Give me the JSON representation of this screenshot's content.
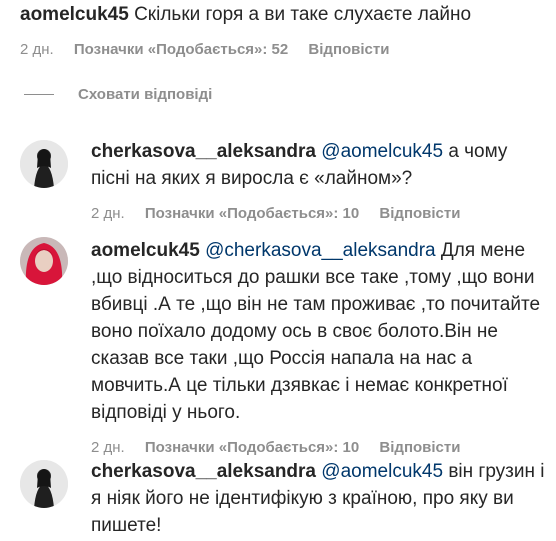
{
  "top_comment": {
    "username": "aomelcuk45",
    "text": "Скільки горя а ви таке слухаєте лайно",
    "time": "2 дн.",
    "likes": "Позначки «Подобається»: 52",
    "reply": "Відповісти"
  },
  "hide_replies": "Сховати відповіді",
  "replies": [
    {
      "username": "cherkasova__aleksandra",
      "mention": "@aomelcuk45",
      "text": "а чому пісні на яких я виросла є «лайном»?",
      "time": "2 дн.",
      "likes": "Позначки «Подобається»: 10",
      "reply": "Відповісти"
    },
    {
      "username": "aomelcuk45",
      "mention": "@cherkasova__aleksandra",
      "text": "Для мене ,що відноситься до рашки все таке ,тому ,що вони вбивці .А те ,що він не там проживає ,то почитайте воно поїхало додому ось в своє болото.Він не сказав все таки ,що Россія напала на нас а мовчить.А це тільки дзявкає і немає конкретної відповіді у нього.",
      "time": "2 дн.",
      "likes": "Позначки «Подобається»: 10",
      "reply": "Відповісти"
    },
    {
      "username": "cherkasova__aleksandra",
      "mention": "@aomelcuk45",
      "text": "він грузин і я ніяк його не ідентифікую з країною, про яку ви пишете!",
      "time": "",
      "likes": "",
      "reply": ""
    }
  ],
  "colors": {
    "text": "#262626",
    "secondary": "#8e8e8e",
    "mention": "#00376b",
    "avatar_red_hair": "#d8153a"
  },
  "icons": [
    "avatar-cherkasova",
    "avatar-aomelcuk45"
  ]
}
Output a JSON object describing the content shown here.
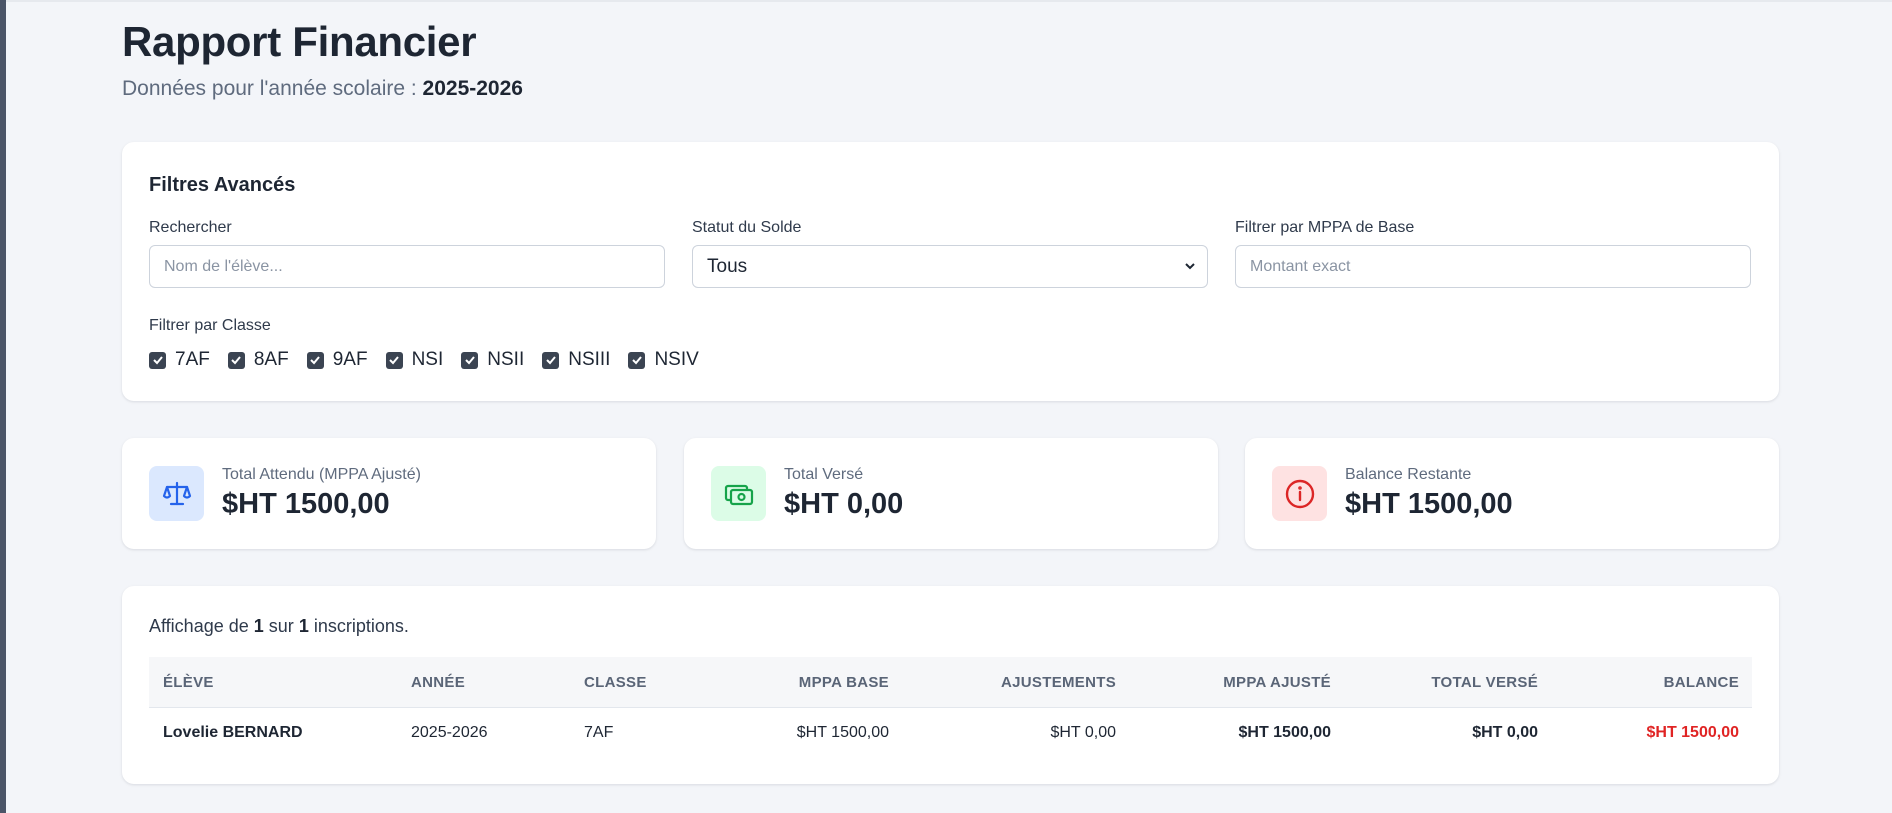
{
  "header": {
    "title": "Rapport Financier",
    "subtitle_prefix": "Données pour l'année scolaire :",
    "year": "2025-2026"
  },
  "filters": {
    "title": "Filtres Avancés",
    "search": {
      "label": "Rechercher",
      "placeholder": "Nom de l'élève..."
    },
    "status": {
      "label": "Statut du Solde",
      "value": "Tous"
    },
    "mppa": {
      "label": "Filtrer par MPPA de Base",
      "placeholder": "Montant exact"
    },
    "class_label": "Filtrer par Classe",
    "classes": [
      {
        "label": "7AF",
        "checked": true
      },
      {
        "label": "8AF",
        "checked": true
      },
      {
        "label": "9AF",
        "checked": true
      },
      {
        "label": "NSI",
        "checked": true
      },
      {
        "label": "NSII",
        "checked": true
      },
      {
        "label": "NSIII",
        "checked": true
      },
      {
        "label": "NSIV",
        "checked": true
      }
    ]
  },
  "stats": [
    {
      "label": "Total Attendu (MPPA Ajusté)",
      "value": "$HT 1500,00",
      "icon": "scale-icon",
      "icon_color": "#2563eb",
      "icon_bg": "#dbe8fe"
    },
    {
      "label": "Total Versé",
      "value": "$HT 0,00",
      "icon": "money-icon",
      "icon_color": "#16a34a",
      "icon_bg": "#dcfce7"
    },
    {
      "label": "Balance Restante",
      "value": "$HT 1500,00",
      "icon": "info-icon",
      "icon_color": "#dc2626",
      "icon_bg": "#fee2e2"
    }
  ],
  "table": {
    "summary": {
      "prefix": "Affichage de",
      "shown": "1",
      "middle": "sur",
      "total": "1",
      "suffix": "inscriptions."
    },
    "columns": [
      "ÉLÈVE",
      "ANNÉE",
      "CLASSE",
      "MPPA BASE",
      "AJUSTEMENTS",
      "MPPA AJUSTÉ",
      "TOTAL VERSÉ",
      "BALANCE"
    ],
    "rows": [
      [
        "Lovelie BERNARD",
        "2025-2026",
        "7AF",
        "$HT 1500,00",
        "$HT 0,00",
        "$HT 1500,00",
        "$HT 0,00",
        "$HT 1500,00"
      ]
    ]
  },
  "colors": {
    "balance_negative": "#e02424",
    "checkbox": "#3b4452"
  }
}
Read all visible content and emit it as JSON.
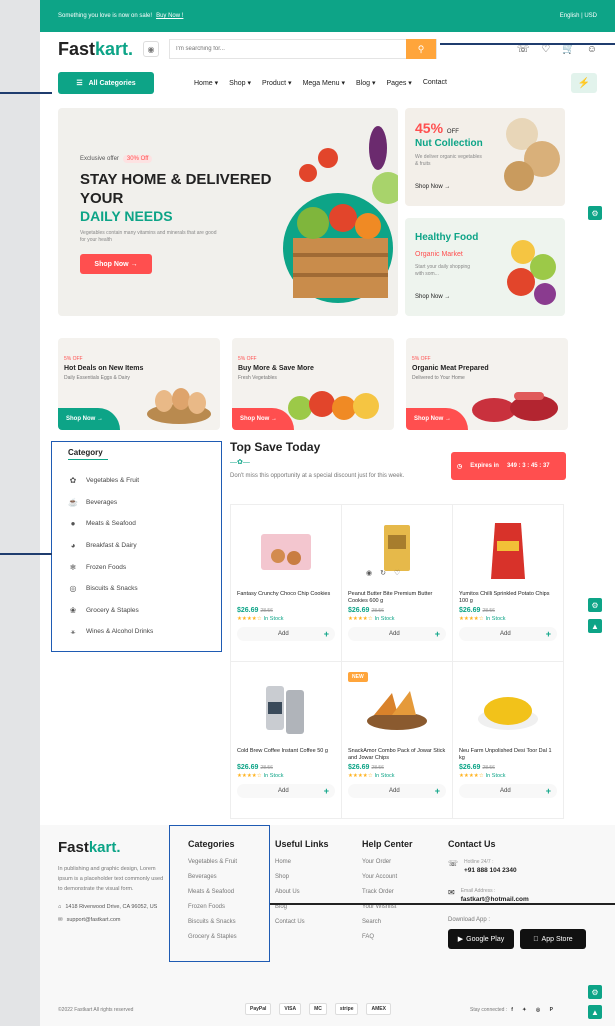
{
  "topbar": {
    "text": "Something you love is now on sale!",
    "link": "Buy Now !",
    "lang": "English",
    "currency": "USD"
  },
  "header": {
    "logo_a": "Fast",
    "logo_b": "kart.",
    "search_placeholder": "I'm searching for..."
  },
  "nav": {
    "all_categories": "All Categories",
    "menu": [
      "Home",
      "Shop",
      "Product",
      "Mega Menu",
      "Blog",
      "Pages",
      "Contact"
    ]
  },
  "hero": {
    "exclusive": "Exclusive offer",
    "badge": "30% Off",
    "title": "STAY HOME & DELIVERED YOUR",
    "highlight": "DAILY NEEDS",
    "desc": "Vegetables contain many vitamins and minerals that are good for your health",
    "button": "Shop Now"
  },
  "side1": {
    "percent": "45%",
    "off": "OFF",
    "title": "Nut Collection",
    "desc": "We deliver organic vegetables & fruits",
    "link": "Shop Now"
  },
  "side2": {
    "title": "Healthy Food",
    "subtitle": "Organic Market",
    "desc": "Start your daily shopping with som...",
    "link": "Shop Now"
  },
  "banners": [
    {
      "off": "5% OFF",
      "title": "Hot Deals on New Items",
      "desc": "Daily Essentials Eggs & Dairy",
      "button": "Shop Now",
      "color": "#0da487"
    },
    {
      "off": "5% OFF",
      "title": "Buy More & Save More",
      "desc": "Fresh Vegetables",
      "button": "Shop Now",
      "color": "#ff4f4f"
    },
    {
      "off": "5% OFF",
      "title": "Organic Meat Prepared",
      "desc": "Delivered to Your Home",
      "button": "Shop Now",
      "color": "#ff4f4f"
    }
  ],
  "category": {
    "title": "Category",
    "items": [
      "Vegetables & Fruit",
      "Beverages",
      "Meats & Seafood",
      "Breakfast & Dairy",
      "Frozen Foods",
      "Biscuits & Snacks",
      "Grocery & Staples",
      "Wines & Alcohol Drinks"
    ]
  },
  "topsave": {
    "title": "Top Save Today",
    "desc": "Don't miss this opportunity at a special discount just for this week.",
    "expires": "Expires in",
    "timer": "349 : 3 : 45 : 37"
  },
  "products": [
    {
      "name": "Fantasy Crunchy Choco Chip Cookies",
      "price": "$26.69",
      "old": "28.56",
      "stock": "In Stock"
    },
    {
      "name": "Peanut Butter Bite Premium Butter Cookies 600 g",
      "price": "$26.69",
      "old": "28.56",
      "stock": "In Stock"
    },
    {
      "name": "Yumitos Chilli Sprinkled Potato Chips 100 g",
      "price": "$26.69",
      "old": "28.56",
      "stock": "In Stock"
    },
    {
      "name": "Cold Brew Coffee Instant Coffee 50 g",
      "price": "$26.69",
      "old": "28.56",
      "stock": "In Stock"
    },
    {
      "name": "SnackAmor Combo Pack of Jowar Stick and Jowar Chips",
      "price": "$26.69",
      "old": "28.56",
      "stock": "In Stock"
    },
    {
      "name": "Neu Farm Unpolished Desi Toor Dal 1 kg",
      "price": "$26.69",
      "old": "28.56",
      "stock": "In Stock"
    }
  ],
  "add_label": "Add",
  "new_label": "NEW",
  "footer": {
    "about": "In publishing and graphic design, Lorem ipsum is a placeholder text commonly used to demonstrate the visual form.",
    "address": "1418 Riverwood Drive, CA 96052, US",
    "email": "support@fastkart.com",
    "cat_title": "Categories",
    "cats": [
      "Vegetables & Fruit",
      "Beverages",
      "Meats & Seafood",
      "Frozen Foods",
      "Biscuits & Snacks",
      "Grocery & Staples"
    ],
    "links_title": "Useful Links",
    "links": [
      "Home",
      "Shop",
      "About Us",
      "Blog",
      "Contact Us"
    ],
    "help_title": "Help Center",
    "help": [
      "Your Order",
      "Your Account",
      "Track Order",
      "Your Wishlist",
      "Search",
      "FAQ"
    ],
    "contact_title": "Contact Us",
    "hotline_label": "Hotline 24/7 :",
    "hotline": "+91 888 104 2340",
    "email_label": "Email Address :",
    "email2": "fastkart@hotmail.com",
    "download": "Download App :",
    "google": "Google Play",
    "apple": "App Store",
    "copy": "©2022 Fastkart All rights reserved",
    "pay": [
      "PayPal",
      "VISA",
      "MC",
      "stripe",
      "AMEX"
    ],
    "stay": "Stay connected :"
  }
}
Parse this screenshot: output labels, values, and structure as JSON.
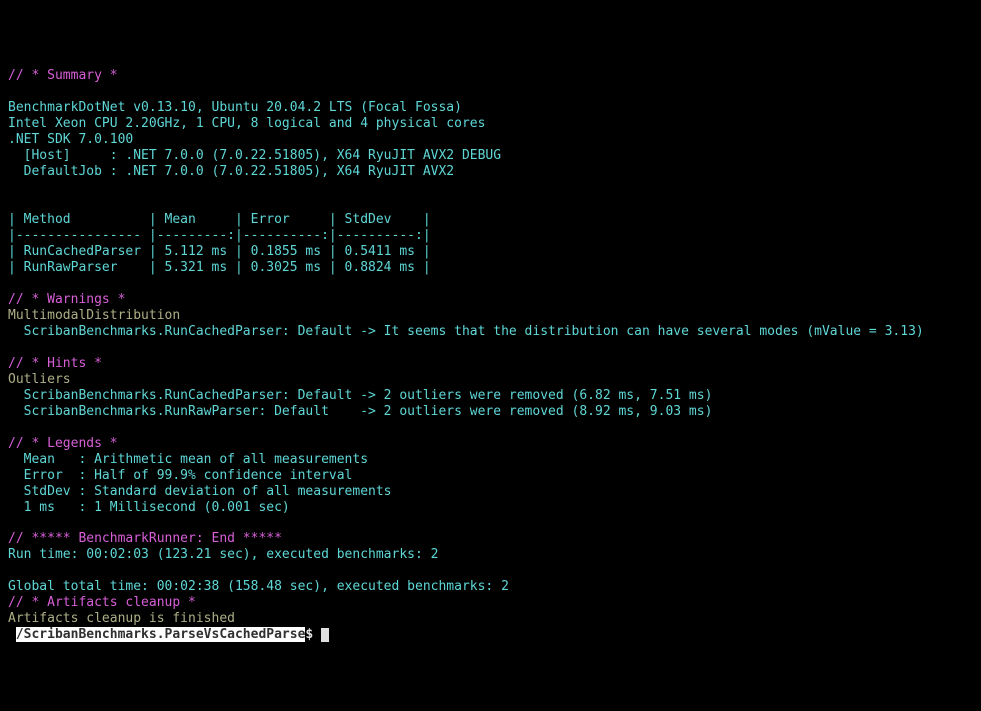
{
  "summary": {
    "heading": "// * Summary *",
    "line1": "BenchmarkDotNet v0.13.10, Ubuntu 20.04.2 LTS (Focal Fossa)",
    "line2": "Intel Xeon CPU 2.20GHz, 1 CPU, 8 logical and 4 physical cores",
    "line3": ".NET SDK 7.0.100",
    "line4": "  [Host]     : .NET 7.0.0 (7.0.22.51805), X64 RyuJIT AVX2 DEBUG",
    "line5": "  DefaultJob : .NET 7.0.0 (7.0.22.51805), X64 RyuJIT AVX2"
  },
  "table": {
    "header": "| Method          | Mean     | Error     | StdDev    |",
    "separator": "|---------------- |---------:|----------:|----------:|",
    "row1": "| RunCachedParser | 5.112 ms | 0.1855 ms | 0.5411 ms |",
    "row2": "| RunRawParser    | 5.321 ms | 0.3025 ms | 0.8824 ms |"
  },
  "warnings": {
    "heading": "// * Warnings *",
    "type": "MultimodalDistribution",
    "detail": "  ScribanBenchmarks.RunCachedParser: Default -> It seems that the distribution can have several modes (mValue = 3.13)"
  },
  "hints": {
    "heading": "// * Hints *",
    "type": "Outliers",
    "line1": "  ScribanBenchmarks.RunCachedParser: Default -> 2 outliers were removed (6.82 ms, 7.51 ms)",
    "line2": "  ScribanBenchmarks.RunRawParser: Default    -> 2 outliers were removed (8.92 ms, 9.03 ms)"
  },
  "legends": {
    "heading": "// * Legends *",
    "line1": "  Mean   : Arithmetic mean of all measurements",
    "line2": "  Error  : Half of 99.9% confidence interval",
    "line3": "  StdDev : Standard deviation of all measurements",
    "line4": "  1 ms   : 1 Millisecond (0.001 sec)"
  },
  "runner_end": {
    "heading": "// ***** BenchmarkRunner: End *****"
  },
  "timing": {
    "run_time": "Run time: 00:02:03 (123.21 sec), executed benchmarks: 2",
    "global_time": "Global total time: 00:02:38 (158.48 sec), executed benchmarks: 2"
  },
  "artifacts": {
    "heading": "// * Artifacts cleanup *",
    "finished": "Artifacts cleanup is finished"
  },
  "prompt": {
    "path": "/ScribanBenchmarks.ParseVsCachedParse",
    "dollar": "$"
  }
}
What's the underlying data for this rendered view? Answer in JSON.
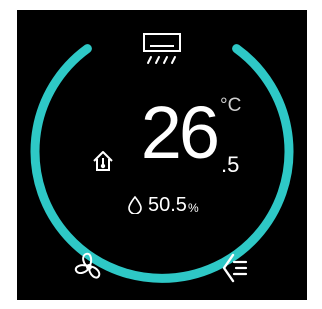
{
  "thermostat": {
    "temperature_int": "26",
    "temperature_dec": ".5",
    "temperature_unit": "°C",
    "humidity_value": "50.5",
    "humidity_unit": "%"
  },
  "icons": {
    "top": "air-conditioner-icon",
    "left": "indoor-temperature-house-icon",
    "humidity": "water-drop-icon",
    "bottom_left": "fan-icon",
    "bottom_right": "mode-icon"
  },
  "colors": {
    "ring": "#2ec8c6",
    "background": "#000000",
    "text": "#ffffff"
  }
}
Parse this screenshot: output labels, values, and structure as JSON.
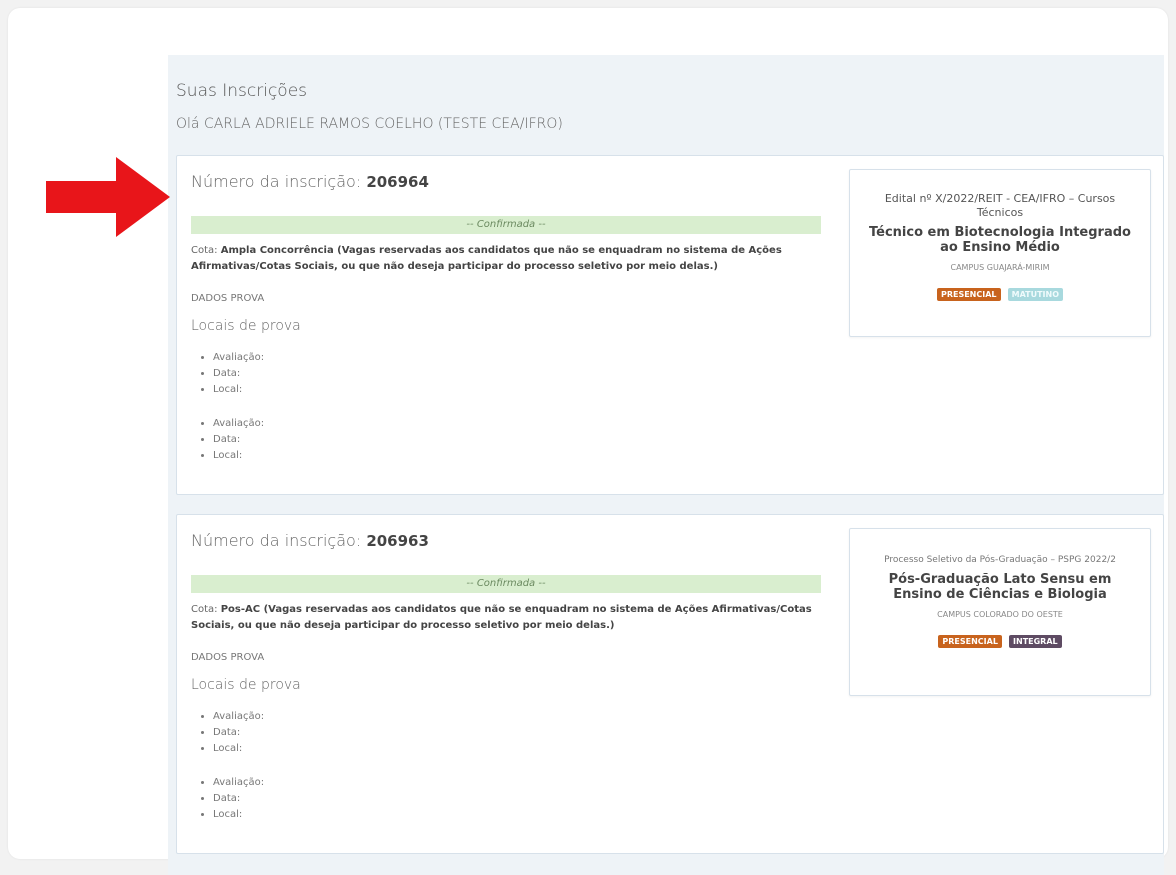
{
  "page": {
    "title": "Suas Inscrições",
    "greeting": "Olá CARLA ADRIELE RAMOS COELHO (TESTE CEA/IFRO)"
  },
  "annotation": {
    "arrow_color": "#e8151a",
    "icon": "arrow-right-icon"
  },
  "inscriptions": [
    {
      "label": "Número da inscrição:",
      "number": "206964",
      "status": "-- Confirmada --",
      "cota_label": "Cota:",
      "cota_value": "Ampla Concorrência (Vagas reservadas aos candidatos que não se enquadram no sistema de Ações Afirmativas/Cotas Sociais, ou que não deseja participar do processo seletivo por meio delas.)",
      "dados_prova": "DADOS PROVA",
      "locais_title": "Locais de prova",
      "groups": [
        [
          "Avaliação:",
          "Data:",
          "Local:"
        ],
        [
          "Avaliação:",
          "Data:",
          "Local:"
        ]
      ],
      "edital": {
        "name": "Edital nº X/2022/REIT - CEA/IFRO – Cursos Técnicos",
        "course": "Técnico em Biotecnologia Integrado ao Ensino Médio",
        "campus": "CAMPUS GUAJARÁ-MIRIM",
        "badges": [
          "PRESENCIAL",
          "MATUTINO"
        ]
      }
    },
    {
      "label": "Número da inscrição:",
      "number": "206963",
      "status": "-- Confirmada --",
      "cota_label": "Cota:",
      "cota_value": "Pos-AC (Vagas reservadas aos candidatos que não se enquadram no sistema de Ações Afirmativas/Cotas Sociais, ou que não deseja participar do processo seletivo por meio delas.)",
      "dados_prova": "DADOS PROVA",
      "locais_title": "Locais de prova",
      "groups": [
        [
          "Avaliação:",
          "Data:",
          "Local:"
        ],
        [
          "Avaliação:",
          "Data:",
          "Local:"
        ]
      ],
      "edital": {
        "name": "Processo Seletivo da Pós-Graduação – PSPG 2022/2",
        "course": "Pós-Graduação Lato Sensu em Ensino de Ciências e Biologia",
        "campus": "CAMPUS COLORADO DO OESTE",
        "badges": [
          "PRESENCIAL",
          "INTEGRAL"
        ]
      }
    }
  ]
}
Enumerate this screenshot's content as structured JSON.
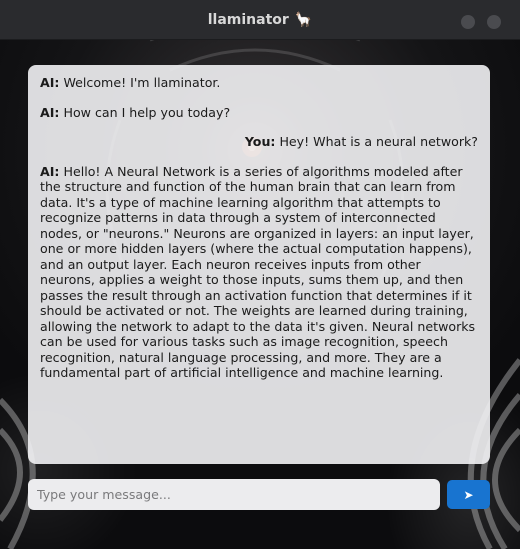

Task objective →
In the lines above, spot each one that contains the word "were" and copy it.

Output →
    "line1": "  ScribanBenchmarks.RunCachedParser: Default -> 2 outliers were removed (6.82 ms, 7.51 ms)",
    "line2": "  ScribanBenchmarks.RunRawParser: Default    -> 2 outliers were removed (8.92 ms, 9.03 ms)"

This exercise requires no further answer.